**Data extract**
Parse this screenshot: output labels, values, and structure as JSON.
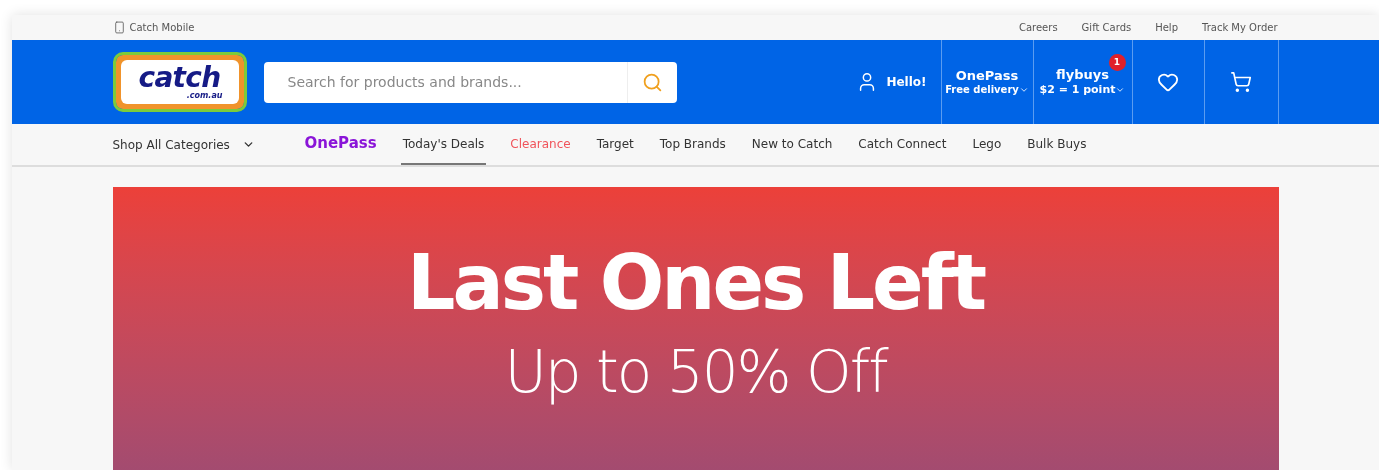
{
  "top_bar": {
    "mobile_link": "Catch Mobile",
    "links": [
      "Careers",
      "Gift Cards",
      "Help",
      "Track My Order"
    ]
  },
  "header": {
    "logo": {
      "name": "catch",
      "domain": ".com.au"
    },
    "search": {
      "placeholder": "Search for products and brands..."
    },
    "account": "Hello!",
    "onepass": {
      "title": "OnePass",
      "subtitle": "Free delivery"
    },
    "flybuys": {
      "title": "flybuys",
      "subtitle": "$2 = 1 point",
      "badge": "1"
    }
  },
  "nav": {
    "categories": "Shop All Categories",
    "items": [
      {
        "label": "OnePass",
        "kind": "brand",
        "selected": false
      },
      {
        "label": "Today's Deals",
        "kind": "link",
        "selected": true
      },
      {
        "label": "Clearance",
        "kind": "sale",
        "selected": false
      },
      {
        "label": "Target",
        "kind": "link",
        "selected": false
      },
      {
        "label": "Top Brands",
        "kind": "link",
        "selected": false
      },
      {
        "label": "New to Catch",
        "kind": "link",
        "selected": false
      },
      {
        "label": "Catch Connect",
        "kind": "link",
        "selected": false
      },
      {
        "label": "Lego",
        "kind": "link",
        "selected": false
      },
      {
        "label": "Bulk Buys",
        "kind": "link",
        "selected": false
      }
    ]
  },
  "banner": {
    "title": "Last Ones Left",
    "subtitle": "Up to 50% Off"
  }
}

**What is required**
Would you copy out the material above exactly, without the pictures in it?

**Solution**
Parse this screenshot: output labels, values, and structure as JSON.
{
  "top_bar": {
    "mobile_link": "Catch Mobile",
    "links": [
      "Careers",
      "Gift Cards",
      "Help",
      "Track My Order"
    ]
  },
  "header": {
    "logo": {
      "name": "catch",
      "domain": ".com.au"
    },
    "search": {
      "placeholder": "Search for products and brands..."
    },
    "account": "Hello!",
    "onepass": {
      "title": "OnePass",
      "subtitle": "Free delivery"
    },
    "flybuys": {
      "title": "flybuys",
      "subtitle": "$2 = 1 point",
      "badge": "1"
    }
  },
  "nav": {
    "categories": "Shop All Categories",
    "items": [
      {
        "label": "OnePass",
        "kind": "brand",
        "selected": false
      },
      {
        "label": "Today's Deals",
        "kind": "link",
        "selected": true
      },
      {
        "label": "Clearance",
        "kind": "sale",
        "selected": false
      },
      {
        "label": "Target",
        "kind": "link",
        "selected": false
      },
      {
        "label": "Top Brands",
        "kind": "link",
        "selected": false
      },
      {
        "label": "New to Catch",
        "kind": "link",
        "selected": false
      },
      {
        "label": "Catch Connect",
        "kind": "link",
        "selected": false
      },
      {
        "label": "Lego",
        "kind": "link",
        "selected": false
      },
      {
        "label": "Bulk Buys",
        "kind": "link",
        "selected": false
      }
    ]
  },
  "banner": {
    "title": "Last Ones Left",
    "subtitle": "Up to 50% Off"
  }
}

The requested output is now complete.